Here’s the rub: the overhaul would have to rival or exceed the magnitude of our transformation from an agriculture-based economy to the Information Age, which took 165 years. This time, though, we have twelve years, which means we have to move fourteen times faster than we did last time. (See Note 2.)
We on The Other Side have a few questions:
1) Is the overhaul a training/retraining problem (as they suggest), a social problem, a political problem, a financing problem, or some combination?
2) If politicians are even remotely involved, what are our chances? Dodd-Frank wasn’t passed until after the Great Recession. Our bridges, ports, railways, and highways are crumbling, but as of this writing Congress has yet to bring an infrastructure renovation bill to the floor of either house. When was smoking in public places outlawed? Was it before or after millions of Americans died from lung cancer?
3) Who’s going to pay for the retraining of the existing labor force: the public sector, the private sector, or the displaced workers themselves? We expect it’ll be all three, but will government move quickly enough (see the above), will corporations be more disposed to retrain their employees than hire trained ones, and how much money will the unemployed have to invest in retraining themselves?
4) What’s the real-world scale of the problem? How many bus drivers, bank tellers, and baristas will have to be taught to program computers, mine data, and repair robots, how long will it take, and what percentage of them will make the grade?
We could go on, but you get the point.
Unemployment during the Great Depression peaked at 25% in 1933. In the absence of another cataclysm or two, we’re confident that the unemployment rate won’t come close to 25% in the next ten to twenty years. But we’re just as confident that the pace of job destruction will far exceed the economy’s capacity to compensate for the losses––and no one will do anything about it until it’s too late.
At South by Southwest this year, Elon Musk said, “Mark my words: AI is far more dangerous than nukes, by far, so why do we have no regulatory oversight? This is insane!” (See Note 3.)
1) According to Wikipedia, 161,000,000 Americans held part or full time jobs in the US at the beginning of 2018. Seventy-three million divided by 161 million is 45.3%.
2) One-hundred and sixty-five divided by twelve is 13.75. We rounded up.
3) The quote from Elon Musk was from ZDNet, a high-tech website. We did not change a word, but we did edit the punctuation.
4) A roomful of statisticians and economists at the BLS could model the most probable outcomes, but they’d have to base their forecasts on so many assumptions that every politician, private-sector economist, and talk-show pundit could find at least five to dispute––for one news cycle. The next day, they’d be arguing about something else. We have two bits of advice for the BLS: a) forget the model, and b) tell your kids to get degrees in robotics.
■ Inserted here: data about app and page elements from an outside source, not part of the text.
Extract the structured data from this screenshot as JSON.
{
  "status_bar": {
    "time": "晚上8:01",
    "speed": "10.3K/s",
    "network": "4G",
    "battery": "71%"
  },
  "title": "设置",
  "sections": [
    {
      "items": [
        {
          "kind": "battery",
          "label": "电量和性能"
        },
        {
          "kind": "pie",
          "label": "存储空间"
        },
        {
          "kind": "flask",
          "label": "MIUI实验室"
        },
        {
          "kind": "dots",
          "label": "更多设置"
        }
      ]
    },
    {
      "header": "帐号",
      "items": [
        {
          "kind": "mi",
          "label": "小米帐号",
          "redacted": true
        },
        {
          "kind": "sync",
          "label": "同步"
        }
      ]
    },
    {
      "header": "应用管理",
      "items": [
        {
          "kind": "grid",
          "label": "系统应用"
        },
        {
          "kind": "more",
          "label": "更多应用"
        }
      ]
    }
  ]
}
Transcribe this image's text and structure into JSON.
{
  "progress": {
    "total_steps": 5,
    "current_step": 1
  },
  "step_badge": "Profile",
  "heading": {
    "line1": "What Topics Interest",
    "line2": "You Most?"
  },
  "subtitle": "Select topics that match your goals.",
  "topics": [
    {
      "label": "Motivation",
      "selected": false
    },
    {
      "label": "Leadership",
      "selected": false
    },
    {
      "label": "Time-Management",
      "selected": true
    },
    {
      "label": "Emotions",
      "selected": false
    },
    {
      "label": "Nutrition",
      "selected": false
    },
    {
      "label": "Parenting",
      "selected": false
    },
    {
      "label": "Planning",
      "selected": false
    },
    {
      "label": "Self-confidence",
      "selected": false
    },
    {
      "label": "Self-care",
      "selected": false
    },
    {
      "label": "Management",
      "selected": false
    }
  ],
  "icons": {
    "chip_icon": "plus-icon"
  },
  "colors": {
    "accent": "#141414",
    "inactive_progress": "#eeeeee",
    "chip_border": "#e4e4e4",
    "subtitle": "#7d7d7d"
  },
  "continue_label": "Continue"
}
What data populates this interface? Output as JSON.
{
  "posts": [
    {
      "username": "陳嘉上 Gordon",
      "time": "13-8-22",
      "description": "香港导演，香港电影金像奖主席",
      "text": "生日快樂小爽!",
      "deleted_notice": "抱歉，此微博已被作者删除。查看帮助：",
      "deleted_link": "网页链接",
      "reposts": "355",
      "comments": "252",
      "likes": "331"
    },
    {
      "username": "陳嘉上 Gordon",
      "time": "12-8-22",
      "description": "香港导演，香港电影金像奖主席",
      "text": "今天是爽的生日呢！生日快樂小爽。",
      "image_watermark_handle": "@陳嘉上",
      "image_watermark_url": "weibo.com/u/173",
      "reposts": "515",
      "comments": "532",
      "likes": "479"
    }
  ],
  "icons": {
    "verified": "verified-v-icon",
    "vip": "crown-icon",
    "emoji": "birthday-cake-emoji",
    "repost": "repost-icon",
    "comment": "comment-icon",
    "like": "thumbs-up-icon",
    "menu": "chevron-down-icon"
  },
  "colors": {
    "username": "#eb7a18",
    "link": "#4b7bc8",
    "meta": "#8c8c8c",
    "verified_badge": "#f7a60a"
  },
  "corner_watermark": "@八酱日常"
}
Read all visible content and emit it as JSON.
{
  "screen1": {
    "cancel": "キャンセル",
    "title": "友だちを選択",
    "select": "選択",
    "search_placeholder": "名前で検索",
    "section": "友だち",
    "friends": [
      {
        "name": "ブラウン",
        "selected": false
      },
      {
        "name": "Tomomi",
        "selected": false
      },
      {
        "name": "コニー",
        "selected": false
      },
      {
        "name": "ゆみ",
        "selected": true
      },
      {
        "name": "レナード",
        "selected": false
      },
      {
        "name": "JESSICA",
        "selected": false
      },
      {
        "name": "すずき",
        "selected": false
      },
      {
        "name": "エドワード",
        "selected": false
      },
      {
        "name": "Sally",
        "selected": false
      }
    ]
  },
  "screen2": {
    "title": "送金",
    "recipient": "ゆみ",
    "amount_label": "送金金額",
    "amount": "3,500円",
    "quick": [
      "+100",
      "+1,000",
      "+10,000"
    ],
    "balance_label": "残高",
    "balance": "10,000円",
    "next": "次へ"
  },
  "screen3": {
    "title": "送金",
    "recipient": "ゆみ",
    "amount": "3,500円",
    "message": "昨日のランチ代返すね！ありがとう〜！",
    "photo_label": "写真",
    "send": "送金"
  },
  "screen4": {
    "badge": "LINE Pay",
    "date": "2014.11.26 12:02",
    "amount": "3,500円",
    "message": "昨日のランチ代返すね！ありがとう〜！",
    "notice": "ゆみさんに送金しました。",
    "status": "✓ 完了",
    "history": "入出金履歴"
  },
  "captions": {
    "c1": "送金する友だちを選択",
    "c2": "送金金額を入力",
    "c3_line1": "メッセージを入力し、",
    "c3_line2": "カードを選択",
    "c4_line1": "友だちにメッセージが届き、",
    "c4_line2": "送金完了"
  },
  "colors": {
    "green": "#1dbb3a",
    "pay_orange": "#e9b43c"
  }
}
5) The Apex Child is a novel about this very problem. Fair warning: it’s longer than this article.